-------- DATA SHOWN

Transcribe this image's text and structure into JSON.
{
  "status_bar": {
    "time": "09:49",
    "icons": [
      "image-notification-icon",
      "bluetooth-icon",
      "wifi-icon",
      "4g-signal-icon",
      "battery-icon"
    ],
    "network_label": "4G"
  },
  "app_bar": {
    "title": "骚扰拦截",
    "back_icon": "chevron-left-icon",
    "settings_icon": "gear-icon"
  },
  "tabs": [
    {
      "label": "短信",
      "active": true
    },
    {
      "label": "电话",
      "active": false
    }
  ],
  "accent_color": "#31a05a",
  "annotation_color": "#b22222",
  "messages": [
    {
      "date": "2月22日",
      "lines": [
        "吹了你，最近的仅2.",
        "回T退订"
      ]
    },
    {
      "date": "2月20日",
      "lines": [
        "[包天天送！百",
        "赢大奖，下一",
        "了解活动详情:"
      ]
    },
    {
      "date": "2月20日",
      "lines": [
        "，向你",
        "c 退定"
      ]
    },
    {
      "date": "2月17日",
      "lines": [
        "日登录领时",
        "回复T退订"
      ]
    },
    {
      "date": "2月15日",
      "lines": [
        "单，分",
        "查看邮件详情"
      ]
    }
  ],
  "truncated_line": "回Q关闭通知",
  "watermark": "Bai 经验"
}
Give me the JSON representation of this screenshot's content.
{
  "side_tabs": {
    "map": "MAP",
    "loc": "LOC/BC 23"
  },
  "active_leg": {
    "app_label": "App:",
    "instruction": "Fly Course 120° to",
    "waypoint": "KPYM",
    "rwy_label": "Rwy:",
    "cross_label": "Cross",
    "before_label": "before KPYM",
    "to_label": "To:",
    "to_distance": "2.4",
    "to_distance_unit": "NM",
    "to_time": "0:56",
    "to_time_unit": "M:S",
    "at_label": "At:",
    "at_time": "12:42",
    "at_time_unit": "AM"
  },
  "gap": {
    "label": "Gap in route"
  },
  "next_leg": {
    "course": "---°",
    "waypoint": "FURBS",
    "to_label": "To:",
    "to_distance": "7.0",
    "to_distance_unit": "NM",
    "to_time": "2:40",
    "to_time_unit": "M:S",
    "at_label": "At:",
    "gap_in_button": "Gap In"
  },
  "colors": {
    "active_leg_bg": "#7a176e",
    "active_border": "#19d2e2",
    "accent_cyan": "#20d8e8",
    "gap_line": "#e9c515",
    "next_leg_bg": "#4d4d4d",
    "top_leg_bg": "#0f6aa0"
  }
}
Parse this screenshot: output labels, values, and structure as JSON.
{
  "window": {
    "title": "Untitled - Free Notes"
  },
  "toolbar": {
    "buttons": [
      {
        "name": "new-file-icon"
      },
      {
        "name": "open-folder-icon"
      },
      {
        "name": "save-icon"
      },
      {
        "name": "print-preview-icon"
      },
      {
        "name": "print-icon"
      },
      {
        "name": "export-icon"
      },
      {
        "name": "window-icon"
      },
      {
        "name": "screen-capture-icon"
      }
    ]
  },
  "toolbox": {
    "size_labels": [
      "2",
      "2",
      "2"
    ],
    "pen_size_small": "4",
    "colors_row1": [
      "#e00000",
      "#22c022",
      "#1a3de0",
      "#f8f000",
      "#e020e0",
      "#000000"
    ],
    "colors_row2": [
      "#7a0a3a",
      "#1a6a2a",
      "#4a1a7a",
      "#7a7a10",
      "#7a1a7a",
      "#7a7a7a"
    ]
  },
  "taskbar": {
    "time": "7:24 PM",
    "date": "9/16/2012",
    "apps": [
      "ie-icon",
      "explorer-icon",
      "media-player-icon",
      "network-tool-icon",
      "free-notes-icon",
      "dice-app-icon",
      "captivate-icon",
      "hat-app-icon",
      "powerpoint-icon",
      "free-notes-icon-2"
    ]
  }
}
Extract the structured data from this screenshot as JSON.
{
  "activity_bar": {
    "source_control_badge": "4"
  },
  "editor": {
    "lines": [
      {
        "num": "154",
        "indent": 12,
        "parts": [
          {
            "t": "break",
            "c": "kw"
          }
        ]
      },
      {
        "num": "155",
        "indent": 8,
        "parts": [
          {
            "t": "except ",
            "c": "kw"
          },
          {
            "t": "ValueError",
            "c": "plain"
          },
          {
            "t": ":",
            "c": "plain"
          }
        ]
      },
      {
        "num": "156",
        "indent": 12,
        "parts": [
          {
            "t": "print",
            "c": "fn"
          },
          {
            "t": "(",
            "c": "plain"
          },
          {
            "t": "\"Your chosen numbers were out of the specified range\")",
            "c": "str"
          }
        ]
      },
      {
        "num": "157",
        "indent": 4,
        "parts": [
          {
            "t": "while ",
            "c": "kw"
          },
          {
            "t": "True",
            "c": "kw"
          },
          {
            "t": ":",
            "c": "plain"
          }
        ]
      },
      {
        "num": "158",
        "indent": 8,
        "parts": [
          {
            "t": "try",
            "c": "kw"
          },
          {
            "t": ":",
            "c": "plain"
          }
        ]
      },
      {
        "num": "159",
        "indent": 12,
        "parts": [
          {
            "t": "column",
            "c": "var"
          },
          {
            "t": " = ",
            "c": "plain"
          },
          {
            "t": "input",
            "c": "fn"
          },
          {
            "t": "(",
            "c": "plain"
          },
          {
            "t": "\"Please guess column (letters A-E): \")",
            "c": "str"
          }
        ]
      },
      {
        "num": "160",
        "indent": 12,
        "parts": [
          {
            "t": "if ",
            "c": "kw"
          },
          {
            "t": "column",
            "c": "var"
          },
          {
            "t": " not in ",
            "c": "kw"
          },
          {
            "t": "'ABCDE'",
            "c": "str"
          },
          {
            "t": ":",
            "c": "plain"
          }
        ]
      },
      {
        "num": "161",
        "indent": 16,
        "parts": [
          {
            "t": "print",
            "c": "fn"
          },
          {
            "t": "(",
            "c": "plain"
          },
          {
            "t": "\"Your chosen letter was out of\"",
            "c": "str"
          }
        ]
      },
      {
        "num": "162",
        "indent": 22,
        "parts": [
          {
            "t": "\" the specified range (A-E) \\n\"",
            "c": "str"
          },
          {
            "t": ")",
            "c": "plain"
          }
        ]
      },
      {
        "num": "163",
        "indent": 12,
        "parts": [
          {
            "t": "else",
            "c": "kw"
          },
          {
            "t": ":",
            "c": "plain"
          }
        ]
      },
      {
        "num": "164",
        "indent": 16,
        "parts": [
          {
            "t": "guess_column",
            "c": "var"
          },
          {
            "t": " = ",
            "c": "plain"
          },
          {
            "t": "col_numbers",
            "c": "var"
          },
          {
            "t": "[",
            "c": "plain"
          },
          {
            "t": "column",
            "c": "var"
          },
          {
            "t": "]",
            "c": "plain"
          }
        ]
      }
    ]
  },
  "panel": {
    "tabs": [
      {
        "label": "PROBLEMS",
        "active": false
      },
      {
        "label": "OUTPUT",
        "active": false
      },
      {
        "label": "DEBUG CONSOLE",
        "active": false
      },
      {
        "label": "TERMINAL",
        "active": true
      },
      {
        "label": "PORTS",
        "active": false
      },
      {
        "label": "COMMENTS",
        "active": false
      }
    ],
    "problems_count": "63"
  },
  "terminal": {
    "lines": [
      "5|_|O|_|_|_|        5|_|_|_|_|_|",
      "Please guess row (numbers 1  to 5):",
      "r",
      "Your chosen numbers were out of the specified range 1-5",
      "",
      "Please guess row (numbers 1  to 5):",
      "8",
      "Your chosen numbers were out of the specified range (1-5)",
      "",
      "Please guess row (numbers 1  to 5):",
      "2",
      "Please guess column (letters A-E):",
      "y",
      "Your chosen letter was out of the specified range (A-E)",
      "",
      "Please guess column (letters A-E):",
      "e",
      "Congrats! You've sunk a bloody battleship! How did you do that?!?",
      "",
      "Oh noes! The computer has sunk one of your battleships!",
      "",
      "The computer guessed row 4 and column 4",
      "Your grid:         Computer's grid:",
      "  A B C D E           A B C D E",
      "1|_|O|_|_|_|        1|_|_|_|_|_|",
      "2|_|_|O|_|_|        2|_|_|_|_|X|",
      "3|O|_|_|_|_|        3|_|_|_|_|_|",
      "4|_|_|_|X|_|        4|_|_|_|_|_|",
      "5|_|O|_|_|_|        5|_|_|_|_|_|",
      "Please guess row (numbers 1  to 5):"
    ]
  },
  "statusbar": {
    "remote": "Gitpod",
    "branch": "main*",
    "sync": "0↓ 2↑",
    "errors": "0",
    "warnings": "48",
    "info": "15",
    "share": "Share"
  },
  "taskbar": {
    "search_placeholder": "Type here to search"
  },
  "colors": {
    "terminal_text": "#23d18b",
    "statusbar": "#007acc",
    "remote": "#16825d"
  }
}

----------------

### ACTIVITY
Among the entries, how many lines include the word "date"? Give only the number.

### TASK SOLUTION
6